7 – Vibrations

Pulsations or vibrations felt through the brake pedal or steering wheel during braking often stem from warped rotors. Rotors can warp due to overheating, leading to uneven surfaces. Addressing this issue might involve machining the rotors to smooth them out or replacing them if the warping is extensive.

8 – Drag Under Acceleration

Even as the engine revs, a lag in acceleration suggests potential brake drag. This could be attributed to a sticking caliper or drum brake. Additionally, misadjusted drum brakes might prevent the brake shoes from retracting properly. Regular maintenance can preempt and address these issues, ensuring smoother vehicle performance.

9 – Strange Smells

A distinct burning odor during braking is a red flag. Overheated brakes can produce such a smell, signifying potential harm to the braking system. In severe cases, you might even notice smoke, indicating the friction lining is burning. Overheating diminishes the brake’s effectiveness in the short term and can lead to the long-term problem of brake fade.

10 – Dashboard Warning Lights

Dashboard brake warning lights are vital indicators of potential issues within the brake system. These lights should never be ignored, signaling problems with the primary brake system or the ABS. Especially alarming is the leading brake warning light, which often points to significant hydraulic system malfunctions and necessitates swift, professional inspection.

Schedule Brake Service with McCullough NAPA

If you experience any of the signs above, we urge you to bring your vehicle in to our shop for brake service. Waiting to have brake service performed is dangerous for you and everyone else on the road. The McCullough NAPA Auto Care technicians are all ASE-certified and equipped with the appropriate tools to diagnose your braking issues and make any repairs as needed. Contact us today to get started.

FAQ About Brake Service

If your brakes are making unusual noises, if the brake pedal feels soft or spongy, or if your car pulls to one side when braking, these are signs that your brakes may need service. Also, if you notice a longer stopping distance or vibrations when braking, it’s time for a check-up.

A grinding or squealing sound often indicates worn-out brake pads. Many brake pads also have a built-in wear indicator that produces a squeal when they need replacement. Additionally, if you can visually inspect the brake pad and see less than 1/4 inch of pad, it’s time to replace them.
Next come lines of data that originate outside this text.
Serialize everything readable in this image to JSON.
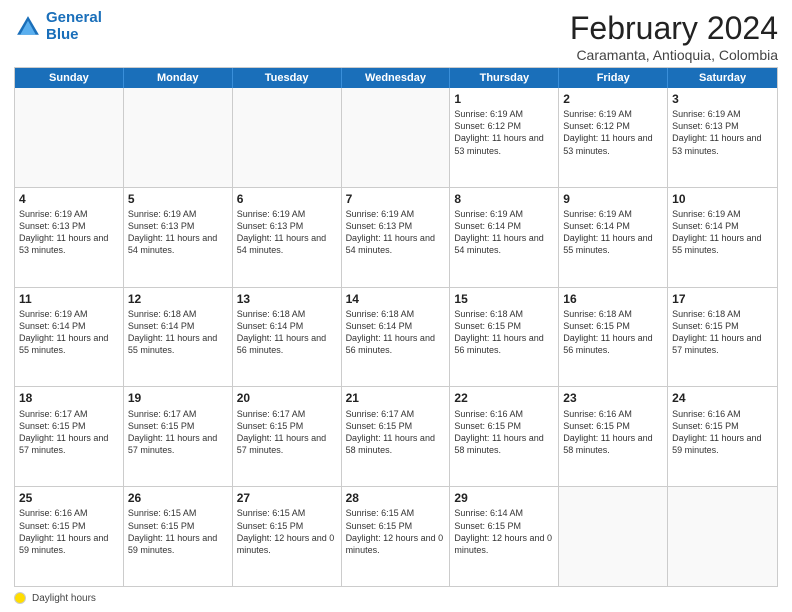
{
  "logo": {
    "line1": "General",
    "line2": "Blue"
  },
  "header": {
    "title": "February 2024",
    "subtitle": "Caramanta, Antioquia, Colombia"
  },
  "weekdays": [
    "Sunday",
    "Monday",
    "Tuesday",
    "Wednesday",
    "Thursday",
    "Friday",
    "Saturday"
  ],
  "rows": [
    [
      {
        "day": "",
        "info": ""
      },
      {
        "day": "",
        "info": ""
      },
      {
        "day": "",
        "info": ""
      },
      {
        "day": "",
        "info": ""
      },
      {
        "day": "1",
        "info": "Sunrise: 6:19 AM\nSunset: 6:12 PM\nDaylight: 11 hours and 53 minutes."
      },
      {
        "day": "2",
        "info": "Sunrise: 6:19 AM\nSunset: 6:12 PM\nDaylight: 11 hours and 53 minutes."
      },
      {
        "day": "3",
        "info": "Sunrise: 6:19 AM\nSunset: 6:13 PM\nDaylight: 11 hours and 53 minutes."
      }
    ],
    [
      {
        "day": "4",
        "info": "Sunrise: 6:19 AM\nSunset: 6:13 PM\nDaylight: 11 hours and 53 minutes."
      },
      {
        "day": "5",
        "info": "Sunrise: 6:19 AM\nSunset: 6:13 PM\nDaylight: 11 hours and 54 minutes."
      },
      {
        "day": "6",
        "info": "Sunrise: 6:19 AM\nSunset: 6:13 PM\nDaylight: 11 hours and 54 minutes."
      },
      {
        "day": "7",
        "info": "Sunrise: 6:19 AM\nSunset: 6:13 PM\nDaylight: 11 hours and 54 minutes."
      },
      {
        "day": "8",
        "info": "Sunrise: 6:19 AM\nSunset: 6:14 PM\nDaylight: 11 hours and 54 minutes."
      },
      {
        "day": "9",
        "info": "Sunrise: 6:19 AM\nSunset: 6:14 PM\nDaylight: 11 hours and 55 minutes."
      },
      {
        "day": "10",
        "info": "Sunrise: 6:19 AM\nSunset: 6:14 PM\nDaylight: 11 hours and 55 minutes."
      }
    ],
    [
      {
        "day": "11",
        "info": "Sunrise: 6:19 AM\nSunset: 6:14 PM\nDaylight: 11 hours and 55 minutes."
      },
      {
        "day": "12",
        "info": "Sunrise: 6:18 AM\nSunset: 6:14 PM\nDaylight: 11 hours and 55 minutes."
      },
      {
        "day": "13",
        "info": "Sunrise: 6:18 AM\nSunset: 6:14 PM\nDaylight: 11 hours and 56 minutes."
      },
      {
        "day": "14",
        "info": "Sunrise: 6:18 AM\nSunset: 6:14 PM\nDaylight: 11 hours and 56 minutes."
      },
      {
        "day": "15",
        "info": "Sunrise: 6:18 AM\nSunset: 6:15 PM\nDaylight: 11 hours and 56 minutes."
      },
      {
        "day": "16",
        "info": "Sunrise: 6:18 AM\nSunset: 6:15 PM\nDaylight: 11 hours and 56 minutes."
      },
      {
        "day": "17",
        "info": "Sunrise: 6:18 AM\nSunset: 6:15 PM\nDaylight: 11 hours and 57 minutes."
      }
    ],
    [
      {
        "day": "18",
        "info": "Sunrise: 6:17 AM\nSunset: 6:15 PM\nDaylight: 11 hours and 57 minutes."
      },
      {
        "day": "19",
        "info": "Sunrise: 6:17 AM\nSunset: 6:15 PM\nDaylight: 11 hours and 57 minutes."
      },
      {
        "day": "20",
        "info": "Sunrise: 6:17 AM\nSunset: 6:15 PM\nDaylight: 11 hours and 57 minutes."
      },
      {
        "day": "21",
        "info": "Sunrise: 6:17 AM\nSunset: 6:15 PM\nDaylight: 11 hours and 58 minutes."
      },
      {
        "day": "22",
        "info": "Sunrise: 6:16 AM\nSunset: 6:15 PM\nDaylight: 11 hours and 58 minutes."
      },
      {
        "day": "23",
        "info": "Sunrise: 6:16 AM\nSunset: 6:15 PM\nDaylight: 11 hours and 58 minutes."
      },
      {
        "day": "24",
        "info": "Sunrise: 6:16 AM\nSunset: 6:15 PM\nDaylight: 11 hours and 59 minutes."
      }
    ],
    [
      {
        "day": "25",
        "info": "Sunrise: 6:16 AM\nSunset: 6:15 PM\nDaylight: 11 hours and 59 minutes."
      },
      {
        "day": "26",
        "info": "Sunrise: 6:15 AM\nSunset: 6:15 PM\nDaylight: 11 hours and 59 minutes."
      },
      {
        "day": "27",
        "info": "Sunrise: 6:15 AM\nSunset: 6:15 PM\nDaylight: 12 hours and 0 minutes."
      },
      {
        "day": "28",
        "info": "Sunrise: 6:15 AM\nSunset: 6:15 PM\nDaylight: 12 hours and 0 minutes."
      },
      {
        "day": "29",
        "info": "Sunrise: 6:14 AM\nSunset: 6:15 PM\nDaylight: 12 hours and 0 minutes."
      },
      {
        "day": "",
        "info": ""
      },
      {
        "day": "",
        "info": ""
      }
    ]
  ],
  "legend": {
    "label": "Daylight hours"
  }
}
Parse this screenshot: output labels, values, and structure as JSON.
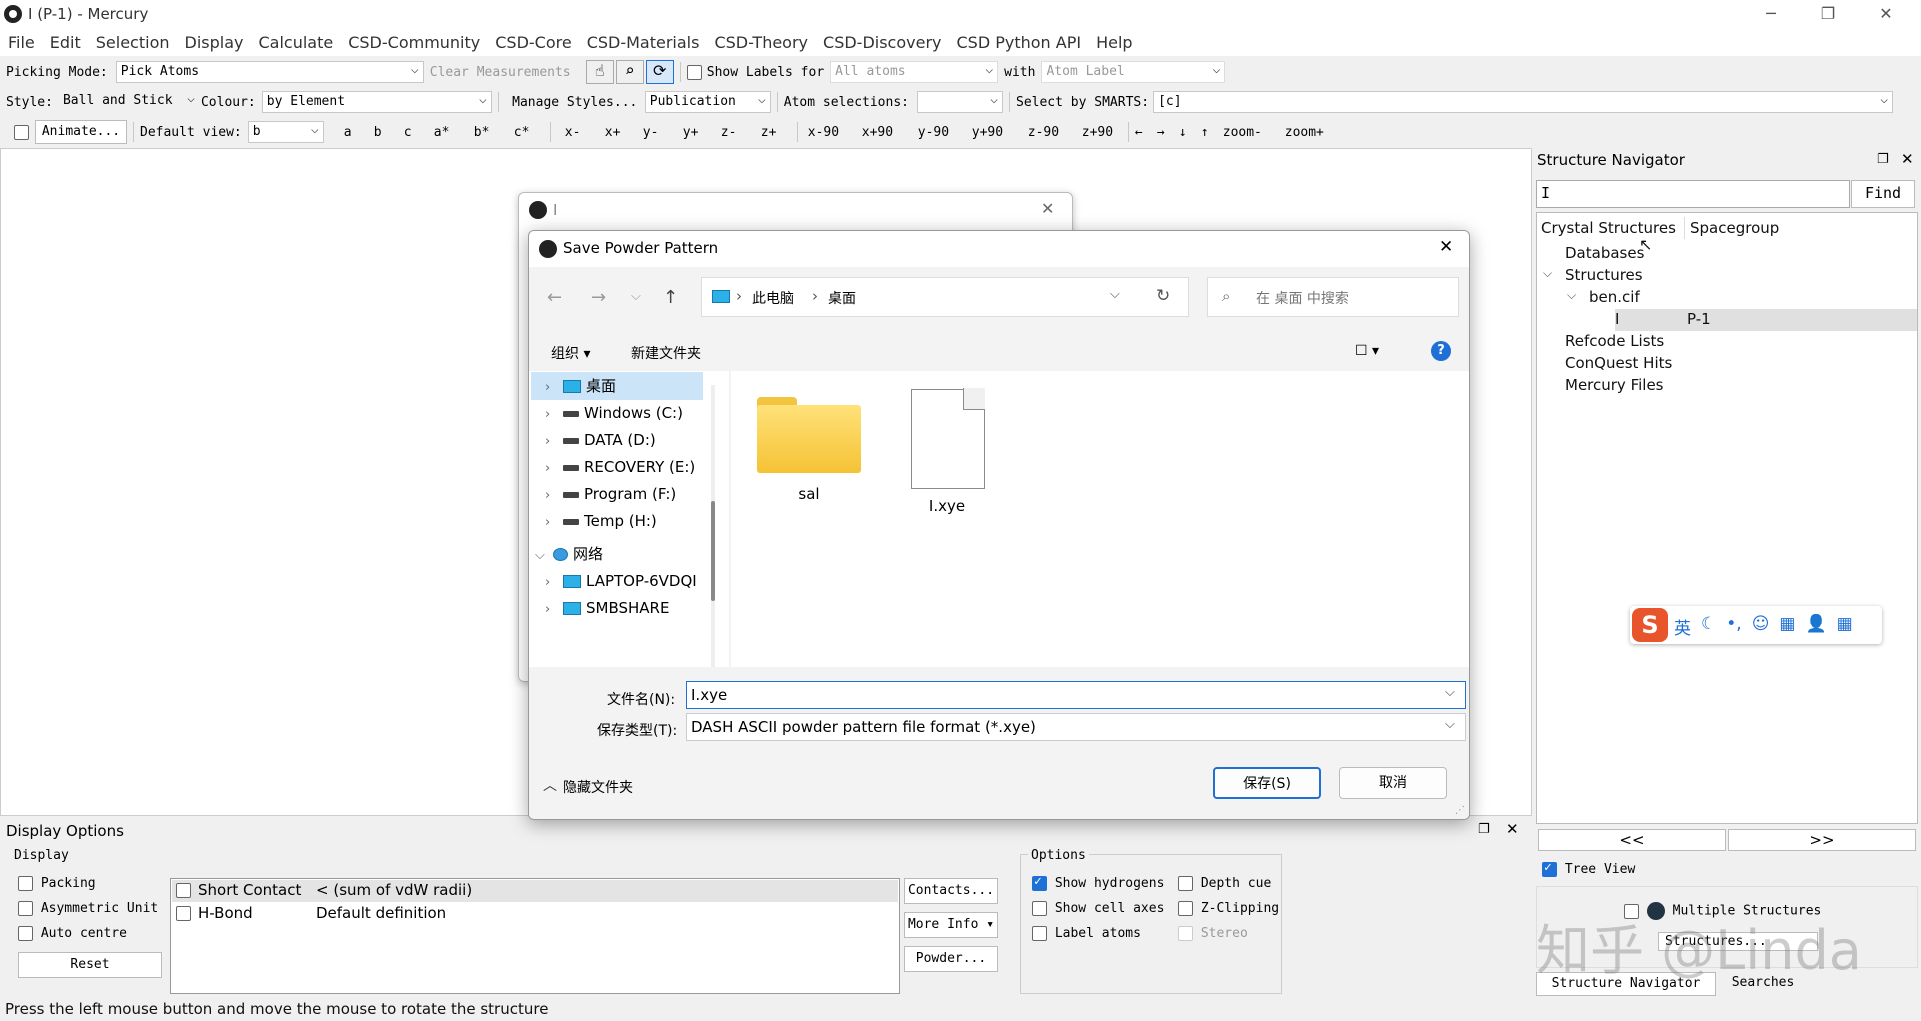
{
  "window": {
    "title": "I (P-1) - Mercury",
    "minimize": "─",
    "restore": "❐",
    "close": "✕"
  },
  "menu": [
    "File",
    "Edit",
    "Selection",
    "Display",
    "Calculate",
    "CSD-Community",
    "CSD-Core",
    "CSD-Materials",
    "CSD-Theory",
    "CSD-Discovery",
    "CSD Python API",
    "Help"
  ],
  "toolbar1": {
    "picking_label": "Picking Mode:",
    "picking_value": "Pick Atoms",
    "clear_measurements": "Clear Measurements",
    "show_labels_label": "Show Labels for",
    "labels_for_value": "All atoms",
    "with_label": "with",
    "with_value": "Atom Label"
  },
  "toolbar2": {
    "style_label": "Style:",
    "style_value": "Ball and Stick",
    "colour_label": "Colour:",
    "colour_value": "by Element",
    "manage_styles": "Manage Styles...",
    "publication": "Publication",
    "atom_sel_label": "Atom selections:",
    "atom_sel_value": "",
    "smarts_label": "Select by SMARTS:",
    "smarts_value": "[c]"
  },
  "toolbar3": {
    "animate": "Animate...",
    "default_view_label": "Default view:",
    "default_view_value": "b",
    "axes": [
      "a",
      "b",
      "c",
      "a*",
      "b*",
      "c*"
    ],
    "moves": [
      "x-",
      "x+",
      "y-",
      "y+",
      "z-",
      "z+"
    ],
    "rotations": [
      "x-90",
      "x+90",
      "y-90",
      "y+90",
      "z-90",
      "z+90"
    ],
    "arrows": [
      "←",
      "→",
      "↓",
      "↑"
    ],
    "zoom_out": "zoom-",
    "zoom_in": "zoom+"
  },
  "bg_dialog": {
    "title": "I",
    "close": "✕"
  },
  "save_dialog": {
    "title": "Save Powder Pattern",
    "close": "✕",
    "back": "←",
    "forward": "→",
    "recent": "⌵",
    "up": "↑",
    "path": [
      "此电脑",
      "桌面"
    ],
    "refresh": "↻",
    "search_placeholder": "在 桌面 中搜索",
    "organize": "组织 ▾",
    "new_folder": "新建文件夹",
    "view_icon": "☐ ▾",
    "help": "?",
    "nav_items": [
      {
        "label": "桌面",
        "type": "desktop",
        "selected": true
      },
      {
        "label": "Windows (C:)",
        "type": "sysdrive"
      },
      {
        "label": "DATA (D:)",
        "type": "drive"
      },
      {
        "label": "RECOVERY (E:)",
        "type": "drive"
      },
      {
        "label": "Program (F:)",
        "type": "drive"
      },
      {
        "label": "Temp (H:)",
        "type": "drive"
      },
      {
        "label": "网络",
        "type": "network",
        "expanded": true
      },
      {
        "label": "LAPTOP-6VDQI",
        "type": "pc"
      },
      {
        "label": "SMBSHARE",
        "type": "pc"
      }
    ],
    "files": [
      {
        "name": "sal",
        "type": "folder"
      },
      {
        "name": "I.xye",
        "type": "file"
      }
    ],
    "filename_label": "文件名(N):",
    "filename_value": "I.xye",
    "filetype_label": "保存类型(T):",
    "filetype_value": "DASH ASCII powder pattern file format (*.xye)",
    "hide_folders": "隐藏文件夹",
    "save": "保存(S)",
    "cancel": "取消"
  },
  "display_options": {
    "title": "Display Options",
    "display_group": "Display",
    "checks": [
      "Packing",
      "Asymmetric Unit",
      "Auto centre"
    ],
    "reset": "Reset",
    "contacts": [
      {
        "name": "Short Contact",
        "definition": "< (sum of vdW radii)"
      },
      {
        "name": "H-Bond",
        "definition": "Default definition"
      }
    ],
    "contacts_btn": "Contacts...",
    "more_info_btn": "More Info ▾",
    "powder_btn": "Powder...",
    "options_group": "Options",
    "options": [
      {
        "label": "Show hydrogens",
        "checked": true
      },
      {
        "label": "Depth cue",
        "checked": false
      },
      {
        "label": "Show cell axes",
        "checked": false
      },
      {
        "label": "Z-Clipping",
        "checked": false
      },
      {
        "label": "Label atoms",
        "checked": false
      },
      {
        "label": "Stereo",
        "checked": false,
        "disabled": true
      }
    ]
  },
  "navigator": {
    "title": "Structure Navigator",
    "search_value": "I",
    "find": "Find",
    "col1": "Crystal Structures",
    "col2": "Spacegroup",
    "tree": {
      "databases": "Databases",
      "structures": "Structures",
      "file": "ben.cif",
      "item": "I",
      "item_sg": "P-1",
      "refcode": "Refcode Lists",
      "conquest": "ConQuest Hits",
      "mercury_files": "Mercury Files"
    },
    "prev": "<<",
    "next": ">>",
    "tree_view": "Tree View",
    "multiple": "Multiple Structures",
    "structures_btn": "Structures...",
    "tabs": [
      "Structure Navigator",
      "Searches"
    ]
  },
  "ime": {
    "logo": "S",
    "items": [
      "英",
      "☾",
      "•,",
      "☺",
      "▦",
      "👤",
      "▦"
    ]
  },
  "watermark": "知乎 @Linda",
  "status": "Press the left mouse button and move the mouse to rotate the structure"
}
The frequency for brake service varies based on driving habits and conditions. Generally, it’s a good practice to have your brakes checked annually or every 12,000 miles. However, always refer to your vehicle’s owner manual for specific recommendations.

Neglecting brake service can lead to reduced braking efficiency, increased stopping distances, and even total brake failure. This can endanger both the driver and others on the road. Additionally, delaying brake service can lead to more costly repairs in the future.

On average, brake pads last between 30,000 to 70,000 miles. However, this can vary widely based on the quality of the brake pads, driving conditions, and individual driving habits.